Slippery slightly rubbery and dense, these noodles made from sweet potato starch are used in a stir-fry called japchae, also featuring meats and veggies cooked in sesame oil.
Find it at Momo Mee, 110 E. Greenfield Ave.
Wide, straight, flat rice noodles become chewy but slippery when cooked in pad thai, the classic pan-fried noodle-peanut-egg dish.
Try a nicely nutty version at AppeThai, 3900 W. Brown Deer Rd., Brown Deer.
In Singapore street noodles, these delicate, very thin strands are stir-fried with meat (char siu, or barbecued, pork), scrambled eggs, veggies and curry powder. The noodles should be flash-cooked so they still have a little firmness.
A delicious rendition can be found at DanDan, 360 E. Erie St.
Chinese wheat noodles:

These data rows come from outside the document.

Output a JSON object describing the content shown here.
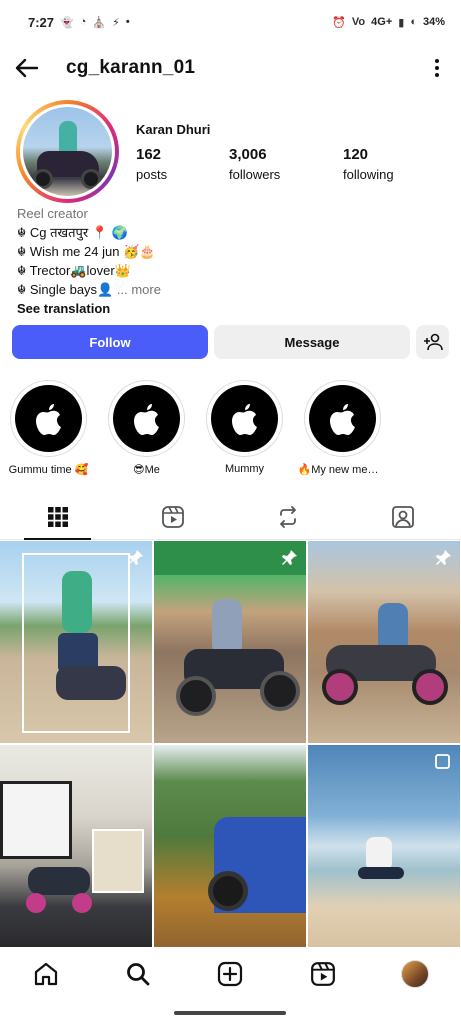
{
  "status_bar": {
    "time": "7:27",
    "network": "4G+",
    "battery": "34%"
  },
  "header": {
    "username": "cg_karann_01"
  },
  "profile": {
    "display_name": "Karan Dhuri",
    "stats": [
      {
        "value": "162",
        "label": "posts"
      },
      {
        "value": "3,006",
        "label": "followers"
      },
      {
        "value": "120",
        "label": "following"
      }
    ],
    "category": "Reel creator",
    "bio_lines": [
      "☬ Cg तखतपुर 📍 🌍",
      "☬ Wish me 24 jun 🥳🎂",
      "☬ Trector🚜lover👑",
      "☬ Single bays👤"
    ],
    "more_label": "... more",
    "see_translation": "See translation"
  },
  "actions": {
    "follow_label": "Follow",
    "message_label": "Message"
  },
  "highlights": [
    {
      "label": "Gummu time 🥰"
    },
    {
      "label": "😎Me"
    },
    {
      "label": "Mummy"
    },
    {
      "label": "🔥My new memb..."
    }
  ],
  "tabs": [
    "grid-icon",
    "reels-icon",
    "reposts-icon",
    "tagged-icon"
  ],
  "grid_posts": [
    {
      "badge": "pin-icon"
    },
    {
      "badge": "pin-icon"
    },
    {
      "badge": "pin-icon"
    },
    {
      "badge": "none"
    },
    {
      "badge": "none"
    },
    {
      "badge": "carousel-icon"
    }
  ],
  "colors": {
    "follow_button": "#4a5df9",
    "secondary_button": "#efefef",
    "muted_text": "#737373"
  }
}
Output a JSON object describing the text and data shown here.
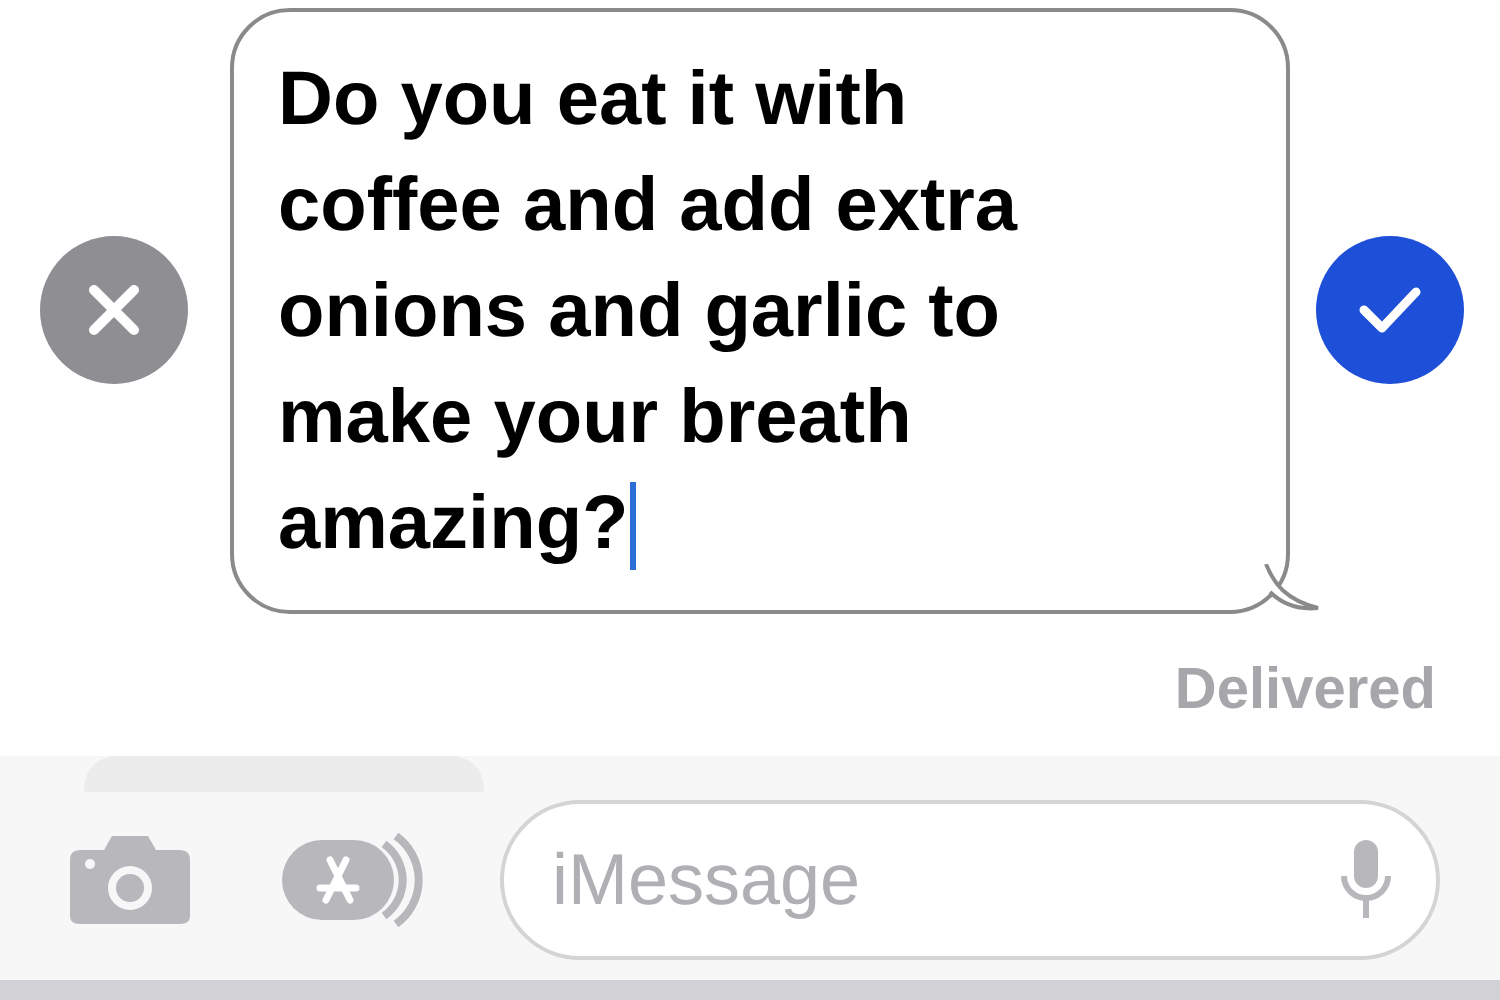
{
  "edit_bubble": {
    "value": "Do you eat it with coffee and add extra onions and garlic to make your breath amazing?"
  },
  "status": "Delivered",
  "compose": {
    "placeholder": "iMessage"
  }
}
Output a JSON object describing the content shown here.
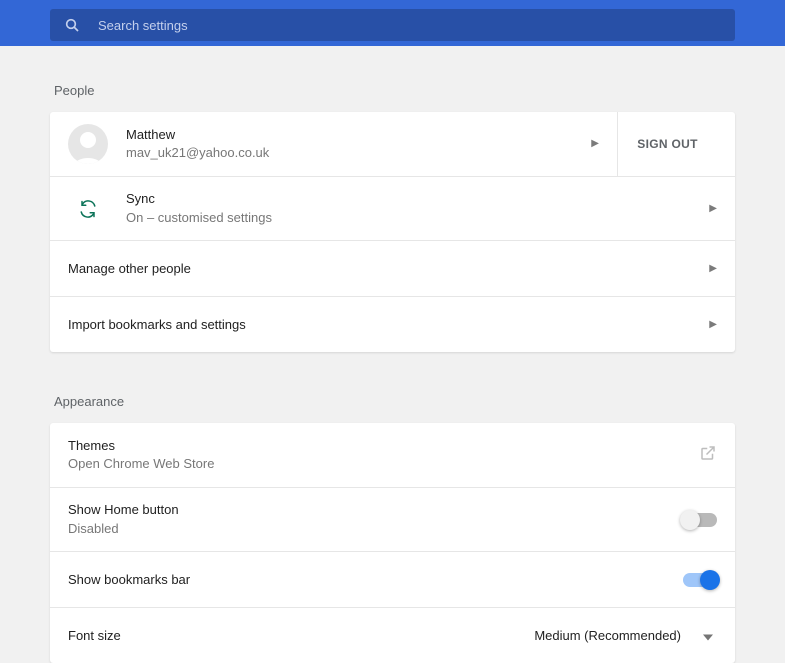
{
  "search": {
    "placeholder": "Search settings"
  },
  "sections": {
    "people": {
      "title": "People",
      "profile": {
        "name": "Matthew",
        "email": "mav_uk21@yahoo.co.uk",
        "signout": "SIGN OUT"
      },
      "sync": {
        "title": "Sync",
        "subtitle": "On – customised settings"
      },
      "manage_other_people": {
        "title": "Manage other people"
      },
      "import": {
        "title": "Import bookmarks and settings"
      }
    },
    "appearance": {
      "title": "Appearance",
      "themes": {
        "title": "Themes",
        "subtitle": "Open Chrome Web Store"
      },
      "home_button": {
        "title": "Show Home button",
        "subtitle": "Disabled",
        "enabled": false
      },
      "bookmarks_bar": {
        "title": "Show bookmarks bar",
        "enabled": true
      },
      "font_size": {
        "title": "Font size",
        "value": "Medium (Recommended)"
      }
    }
  }
}
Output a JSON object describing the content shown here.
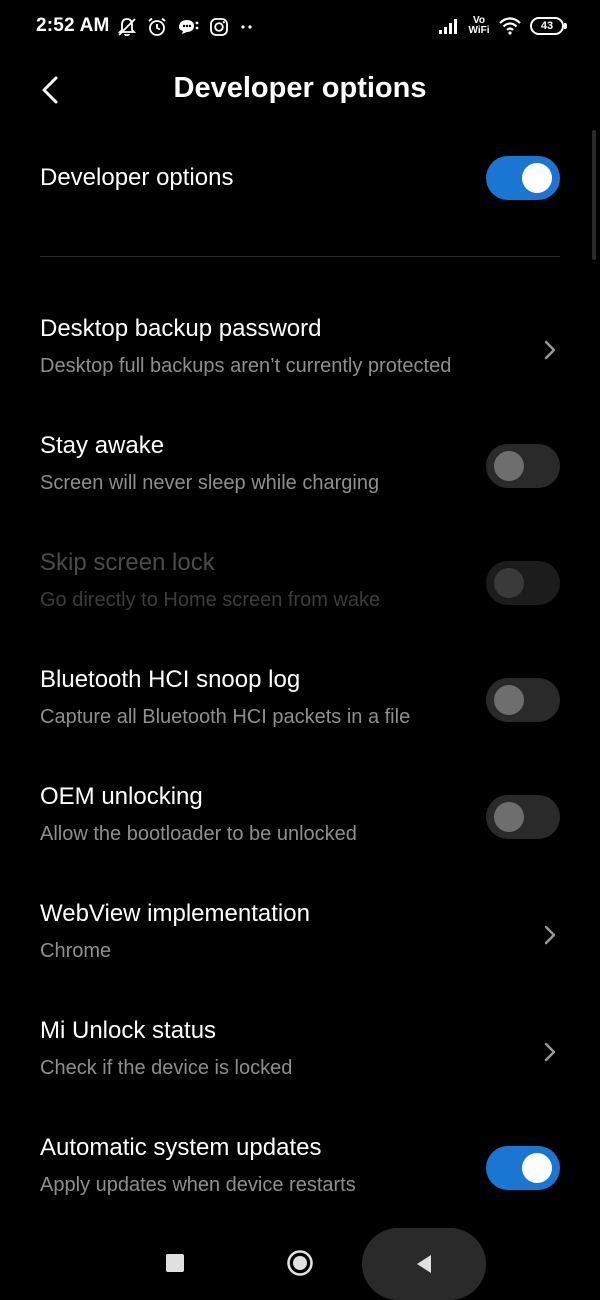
{
  "status_bar": {
    "time": "2:52 AM",
    "left_icons": [
      "notifications-off-icon",
      "alarm-icon",
      "chat-bubble-icon",
      "instagram-icon",
      "more-dots-icon"
    ],
    "volte_top": "Vo",
    "volte_bottom": "WiFi",
    "battery": "43"
  },
  "header": {
    "title": "Developer options",
    "back_icon": "chevron-left-icon"
  },
  "master_toggle": {
    "label": "Developer options",
    "state": "on"
  },
  "settings": [
    {
      "title": "Desktop backup password",
      "subtitle": "Desktop full backups aren’t currently protected",
      "control": "chevron"
    },
    {
      "title": "Stay awake",
      "subtitle": "Screen will never sleep while charging",
      "control": "toggle",
      "state": "off"
    },
    {
      "title": "Skip screen lock",
      "subtitle": "Go directly to Home screen from wake",
      "control": "toggle",
      "state": "disabled"
    },
    {
      "title": "Bluetooth HCI snoop log",
      "subtitle": "Capture all Bluetooth HCI packets in a file",
      "control": "toggle",
      "state": "off"
    },
    {
      "title": "OEM unlocking",
      "subtitle": "Allow the bootloader to be unlocked",
      "control": "toggle",
      "state": "off"
    },
    {
      "title": "WebView implementation",
      "subtitle": "Chrome",
      "control": "chevron"
    },
    {
      "title": "Mi Unlock status",
      "subtitle": "Check if the device is locked",
      "control": "chevron"
    },
    {
      "title": "Automatic system updates",
      "subtitle": "Apply updates when device restarts",
      "control": "toggle",
      "state": "on"
    }
  ],
  "colors": {
    "background": "#000000",
    "accent": "#1976d2",
    "text_primary": "#ffffff",
    "text_secondary": "#8e8e8e"
  },
  "nav_bar": {
    "icons": [
      "recents-square-icon",
      "home-circle-icon",
      "back-triangle-icon"
    ]
  }
}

These threads are long and thin and should have a chewy texture when cooked. The classic preparation is the Japanese soup called ramen, which translates to “pulled noodles.” The stock base and ingredients change, and you can never go wrong with the traditional tonkotsu, which has a thick broth made from pork bones and a very creamy texture.